TASK OBJECTIVE: The whole listing below needs to be retyped without a single change.

DATA UNDER STUDY:
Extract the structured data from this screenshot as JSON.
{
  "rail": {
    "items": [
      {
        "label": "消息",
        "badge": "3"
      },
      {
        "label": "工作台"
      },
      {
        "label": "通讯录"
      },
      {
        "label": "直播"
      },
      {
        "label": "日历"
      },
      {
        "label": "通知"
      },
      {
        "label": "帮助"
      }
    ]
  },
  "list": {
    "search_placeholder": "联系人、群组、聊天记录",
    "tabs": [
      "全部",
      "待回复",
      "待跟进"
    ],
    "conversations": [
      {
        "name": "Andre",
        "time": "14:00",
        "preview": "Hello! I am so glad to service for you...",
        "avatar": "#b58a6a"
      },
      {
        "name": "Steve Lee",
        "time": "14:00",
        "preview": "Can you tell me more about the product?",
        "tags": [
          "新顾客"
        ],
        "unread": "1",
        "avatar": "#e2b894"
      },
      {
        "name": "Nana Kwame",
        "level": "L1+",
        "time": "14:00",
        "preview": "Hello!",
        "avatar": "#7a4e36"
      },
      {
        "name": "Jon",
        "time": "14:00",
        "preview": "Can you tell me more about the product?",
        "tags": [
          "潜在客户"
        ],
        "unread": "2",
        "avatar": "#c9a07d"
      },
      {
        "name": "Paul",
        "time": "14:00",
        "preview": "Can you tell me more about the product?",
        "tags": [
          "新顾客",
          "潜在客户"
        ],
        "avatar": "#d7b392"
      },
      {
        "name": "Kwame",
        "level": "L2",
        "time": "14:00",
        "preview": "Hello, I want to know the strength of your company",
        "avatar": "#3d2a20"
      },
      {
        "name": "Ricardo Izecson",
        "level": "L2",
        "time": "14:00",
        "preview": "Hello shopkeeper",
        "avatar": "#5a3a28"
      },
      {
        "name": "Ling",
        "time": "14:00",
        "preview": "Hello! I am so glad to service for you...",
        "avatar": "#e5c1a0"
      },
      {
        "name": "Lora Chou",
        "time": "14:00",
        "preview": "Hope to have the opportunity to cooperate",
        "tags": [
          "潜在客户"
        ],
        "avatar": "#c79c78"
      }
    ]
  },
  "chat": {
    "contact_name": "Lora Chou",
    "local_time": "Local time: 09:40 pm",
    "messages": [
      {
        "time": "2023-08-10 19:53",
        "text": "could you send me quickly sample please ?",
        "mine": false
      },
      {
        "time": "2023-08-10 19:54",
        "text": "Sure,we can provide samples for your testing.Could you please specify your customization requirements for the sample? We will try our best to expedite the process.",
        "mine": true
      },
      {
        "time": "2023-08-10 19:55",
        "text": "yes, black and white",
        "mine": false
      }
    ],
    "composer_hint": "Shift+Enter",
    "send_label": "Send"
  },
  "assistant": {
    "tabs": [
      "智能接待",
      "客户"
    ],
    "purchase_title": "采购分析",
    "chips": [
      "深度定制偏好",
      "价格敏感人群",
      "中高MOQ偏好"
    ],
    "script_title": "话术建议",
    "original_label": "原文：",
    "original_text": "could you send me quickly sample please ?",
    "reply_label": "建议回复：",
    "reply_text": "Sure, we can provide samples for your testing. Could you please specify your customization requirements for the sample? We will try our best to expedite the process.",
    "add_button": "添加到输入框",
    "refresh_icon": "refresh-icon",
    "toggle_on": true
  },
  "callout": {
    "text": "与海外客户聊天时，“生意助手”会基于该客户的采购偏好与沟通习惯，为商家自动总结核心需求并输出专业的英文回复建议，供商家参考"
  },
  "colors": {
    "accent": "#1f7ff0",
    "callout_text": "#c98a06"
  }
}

SOLUTION FOR THIS EXERCISE:
Extract the structured data from this screenshot as JSON.
{
  "rail": {
    "items": [
      {
        "label": "消息",
        "badge": "3"
      },
      {
        "label": "工作台"
      },
      {
        "label": "通讯录"
      },
      {
        "label": "直播"
      },
      {
        "label": "日历"
      },
      {
        "label": "通知"
      },
      {
        "label": "帮助"
      }
    ]
  },
  "list": {
    "search_placeholder": "联系人、群组、聊天记录",
    "tabs": [
      "全部",
      "待回复",
      "待跟进"
    ],
    "conversations": [
      {
        "name": "Andre",
        "time": "14:00",
        "preview": "Hello! I am so glad to service for you...",
        "avatar": "#b58a6a"
      },
      {
        "name": "Steve Lee",
        "time": "14:00",
        "preview": "Can you tell me more about the product?",
        "tags": [
          "新顾客"
        ],
        "unread": "1",
        "avatar": "#e2b894"
      },
      {
        "name": "Nana Kwame",
        "level": "L1+",
        "time": "14:00",
        "preview": "Hello!",
        "avatar": "#7a4e36"
      },
      {
        "name": "Jon",
        "time": "14:00",
        "preview": "Can you tell me more about the product?",
        "tags": [
          "潜在客户"
        ],
        "unread": "2",
        "avatar": "#c9a07d"
      },
      {
        "name": "Paul",
        "time": "14:00",
        "preview": "Can you tell me more about the product?",
        "tags": [
          "新顾客",
          "潜在客户"
        ],
        "avatar": "#d7b392"
      },
      {
        "name": "Kwame",
        "level": "L2",
        "time": "14:00",
        "preview": "Hello, I want to know the strength of your company",
        "avatar": "#3d2a20"
      },
      {
        "name": "Ricardo Izecson",
        "level": "L2",
        "time": "14:00",
        "preview": "Hello shopkeeper",
        "avatar": "#5a3a28"
      },
      {
        "name": "Ling",
        "time": "14:00",
        "preview": "Hello! I am so glad to service for you...",
        "avatar": "#e5c1a0"
      },
      {
        "name": "Lora Chou",
        "time": "14:00",
        "preview": "Hope to have the opportunity to cooperate",
        "tags": [
          "潜在客户"
        ],
        "avatar": "#c79c78"
      }
    ]
  },
  "chat": {
    "contact_name": "Lora Chou",
    "local_time": "Local time: 09:40 pm",
    "messages": [
      {
        "time": "2023-08-10 19:53",
        "text": "could you send me quickly sample please ?",
        "mine": false
      },
      {
        "time": "2023-08-10 19:54",
        "text": "Sure,we can provide samples for your testing.Could you please specify your customization requirements for the sample? We will try our best to expedite the process.",
        "mine": true
      },
      {
        "time": "2023-08-10 19:55",
        "text": "yes, black and white",
        "mine": false
      }
    ],
    "composer_hint": "Shift+Enter",
    "send_label": "Send"
  },
  "assistant": {
    "tabs": [
      "智能接待",
      "客户"
    ],
    "purchase_title": "采购分析",
    "chips": [
      "深度定制偏好",
      "价格敏感人群",
      "中高MOQ偏好"
    ],
    "script_title": "话术建议",
    "original_label": "原文：",
    "original_text": "could you send me quickly sample please ?",
    "reply_label": "建议回复：",
    "reply_text": "Sure, we can provide samples for your testing. Could you please specify your customization requirements for the sample? We will try our best to expedite the process.",
    "add_button": "添加到输入框",
    "refresh_icon": "refresh-icon",
    "toggle_on": true
  },
  "callout": {
    "text": "与海外客户聊天时，“生意助手”会基于该客户的采购偏好与沟通习惯，为商家自动总结核心需求并输出专业的英文回复建议，供商家参考"
  },
  "colors": {
    "accent": "#1f7ff0",
    "callout_text": "#c98a06"
  }
}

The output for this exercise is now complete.